Address: 1400 Foch Street
For basketball, volleyball and wrestling
Date built: 1953
Designed by Preston M. Geren, Sr. and constructed in 1953, the Field House was renamed Jack A. Billingsley Field House in the early 1980’s in tribute to the FWISD’s coach, principal, athletic director, and assistant superintendent’s impactful 39-year career.
It is a single-storied building though it has the appearance of being two. The roof, mostly concealed by a parapet, is slightly barrel pitched, and the windows are metal. The three-sided ticket booth’s ticket counter is at the top of two concrete stairs, and metal stanchions are in front of each window.

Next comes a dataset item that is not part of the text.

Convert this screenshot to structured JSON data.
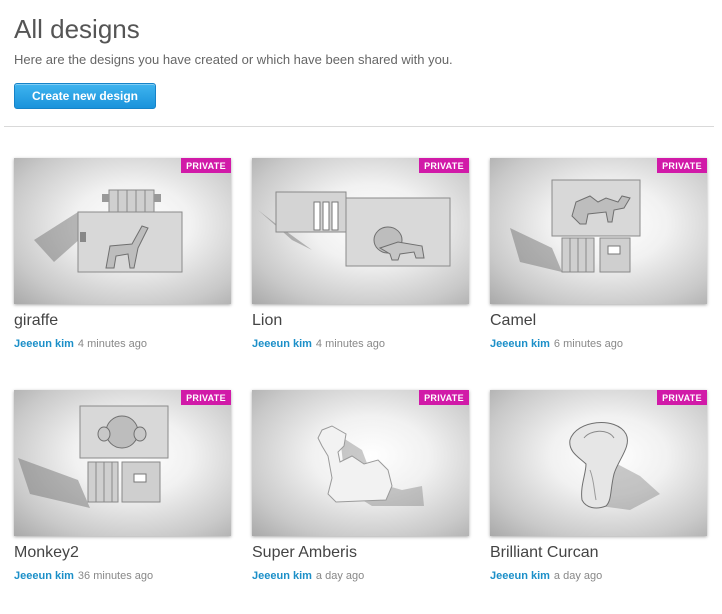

The interior retains a great deal of its integrity with its original concrete bleachers with wood-plank seats, a phone booth with a wood door, and dressing rooms with their original wood benches and wood clothes cubby.
The interior walls are constructed of concrete block and in many areas the lower portion of the walls is are covered with glazed tiles. The lobby floor is terrazzo.
Historic Fort Worth, Inc. is dedicated to preserving Fort Worth’s unique historic identity through stewardship, education and leadership.
John T. Roberts, AIA, former board chairman and current chairman of HFW’s Public Affairs Committee, is the author.
Farrington Field is named for my grandfather, Evan Stanley Farrington Sr. My father, Stanley Farrington (Evan S. Farrington Jr.) kicked the first football in the stadium in 1939. I am in possession of all the history and photos surrounding the Field and would love to collaborate with you to educate Fort Worth about its significance and uniqueness in hopes of saving it, if worthy, from destruction by the FWISD. Evan
I am a TCU journalism student and graduated from Arlington Heights High School. I am doing a story on the preservation of Farrington Field and would love to set up interview with anyone who is interested in this topic. Please email me at firstname.lastname@example.org if you are interested.